■ **Exercise instructions**
Report how many lines in the material hold the word "color". No other content is required.
━━━ Records for processing
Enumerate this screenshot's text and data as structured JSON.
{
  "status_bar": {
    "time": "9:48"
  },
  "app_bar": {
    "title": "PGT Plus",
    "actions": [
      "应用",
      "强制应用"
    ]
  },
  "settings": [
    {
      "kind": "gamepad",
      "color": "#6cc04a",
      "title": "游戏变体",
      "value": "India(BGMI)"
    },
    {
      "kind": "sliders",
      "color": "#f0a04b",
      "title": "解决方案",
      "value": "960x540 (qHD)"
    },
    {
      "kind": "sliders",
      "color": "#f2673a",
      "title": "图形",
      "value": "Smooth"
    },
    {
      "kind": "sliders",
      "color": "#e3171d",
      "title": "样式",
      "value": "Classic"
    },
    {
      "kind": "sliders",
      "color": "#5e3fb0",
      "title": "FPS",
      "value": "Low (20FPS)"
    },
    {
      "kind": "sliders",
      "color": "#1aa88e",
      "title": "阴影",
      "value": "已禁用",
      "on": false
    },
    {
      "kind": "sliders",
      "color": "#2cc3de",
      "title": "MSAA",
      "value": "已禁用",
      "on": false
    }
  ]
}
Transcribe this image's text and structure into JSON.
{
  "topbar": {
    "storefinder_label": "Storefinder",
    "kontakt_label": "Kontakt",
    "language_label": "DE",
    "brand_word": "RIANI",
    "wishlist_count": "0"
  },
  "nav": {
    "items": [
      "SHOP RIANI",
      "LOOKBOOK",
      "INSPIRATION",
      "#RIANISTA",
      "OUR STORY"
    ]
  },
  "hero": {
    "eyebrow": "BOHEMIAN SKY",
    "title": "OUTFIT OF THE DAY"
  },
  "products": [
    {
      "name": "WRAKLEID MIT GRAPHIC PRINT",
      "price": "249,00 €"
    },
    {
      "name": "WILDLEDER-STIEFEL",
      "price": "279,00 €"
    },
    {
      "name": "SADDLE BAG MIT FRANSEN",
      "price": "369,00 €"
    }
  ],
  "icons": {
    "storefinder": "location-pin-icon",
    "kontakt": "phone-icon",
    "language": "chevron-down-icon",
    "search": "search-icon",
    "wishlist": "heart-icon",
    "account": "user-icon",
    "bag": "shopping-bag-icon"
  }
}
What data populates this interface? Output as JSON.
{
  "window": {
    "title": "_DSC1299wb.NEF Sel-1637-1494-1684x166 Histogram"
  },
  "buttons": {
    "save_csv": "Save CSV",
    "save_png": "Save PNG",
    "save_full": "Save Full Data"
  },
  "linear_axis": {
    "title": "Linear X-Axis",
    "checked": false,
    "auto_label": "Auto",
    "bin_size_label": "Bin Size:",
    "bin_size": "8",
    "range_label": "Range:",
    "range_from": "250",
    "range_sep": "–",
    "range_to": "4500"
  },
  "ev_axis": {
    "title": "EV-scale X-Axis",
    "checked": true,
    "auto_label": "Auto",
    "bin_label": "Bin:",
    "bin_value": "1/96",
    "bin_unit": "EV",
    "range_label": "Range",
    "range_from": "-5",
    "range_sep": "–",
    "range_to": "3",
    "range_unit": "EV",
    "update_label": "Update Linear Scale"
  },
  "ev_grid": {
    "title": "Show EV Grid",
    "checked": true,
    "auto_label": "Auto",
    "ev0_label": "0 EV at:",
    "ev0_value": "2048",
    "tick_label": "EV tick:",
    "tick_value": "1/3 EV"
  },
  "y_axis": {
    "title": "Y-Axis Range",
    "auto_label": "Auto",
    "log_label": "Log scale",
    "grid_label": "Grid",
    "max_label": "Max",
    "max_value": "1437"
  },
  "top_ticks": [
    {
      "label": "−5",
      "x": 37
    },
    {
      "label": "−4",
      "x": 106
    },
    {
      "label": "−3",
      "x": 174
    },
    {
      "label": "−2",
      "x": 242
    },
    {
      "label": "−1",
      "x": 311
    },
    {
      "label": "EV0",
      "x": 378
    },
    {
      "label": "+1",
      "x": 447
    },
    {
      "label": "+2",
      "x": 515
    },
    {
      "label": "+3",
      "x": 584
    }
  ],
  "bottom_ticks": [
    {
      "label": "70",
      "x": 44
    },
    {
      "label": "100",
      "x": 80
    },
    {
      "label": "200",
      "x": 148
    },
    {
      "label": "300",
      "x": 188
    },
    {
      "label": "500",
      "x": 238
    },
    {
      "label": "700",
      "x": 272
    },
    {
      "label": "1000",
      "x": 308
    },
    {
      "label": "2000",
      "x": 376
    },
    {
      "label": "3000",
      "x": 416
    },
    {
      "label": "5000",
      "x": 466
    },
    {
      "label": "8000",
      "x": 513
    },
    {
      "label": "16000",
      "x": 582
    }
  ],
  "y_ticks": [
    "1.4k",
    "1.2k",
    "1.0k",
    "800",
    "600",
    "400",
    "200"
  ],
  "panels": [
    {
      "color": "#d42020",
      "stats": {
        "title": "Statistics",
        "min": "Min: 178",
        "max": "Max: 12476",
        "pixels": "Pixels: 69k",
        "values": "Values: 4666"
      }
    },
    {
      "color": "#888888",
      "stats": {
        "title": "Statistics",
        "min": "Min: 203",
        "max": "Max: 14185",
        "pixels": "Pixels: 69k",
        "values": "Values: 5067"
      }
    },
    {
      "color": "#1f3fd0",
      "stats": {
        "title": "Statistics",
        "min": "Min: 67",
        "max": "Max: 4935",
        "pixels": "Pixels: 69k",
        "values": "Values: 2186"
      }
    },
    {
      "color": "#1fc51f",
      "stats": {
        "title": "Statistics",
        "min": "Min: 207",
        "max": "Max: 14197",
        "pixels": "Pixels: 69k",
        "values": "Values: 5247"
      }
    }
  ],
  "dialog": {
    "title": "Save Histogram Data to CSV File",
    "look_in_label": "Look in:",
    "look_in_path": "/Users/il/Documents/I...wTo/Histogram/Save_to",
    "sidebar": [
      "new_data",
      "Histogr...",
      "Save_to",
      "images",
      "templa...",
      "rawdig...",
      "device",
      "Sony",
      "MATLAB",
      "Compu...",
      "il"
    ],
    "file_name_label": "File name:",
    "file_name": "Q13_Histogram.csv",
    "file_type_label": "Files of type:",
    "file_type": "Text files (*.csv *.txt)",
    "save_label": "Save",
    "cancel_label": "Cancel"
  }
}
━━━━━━
■ **Exercise solution**
11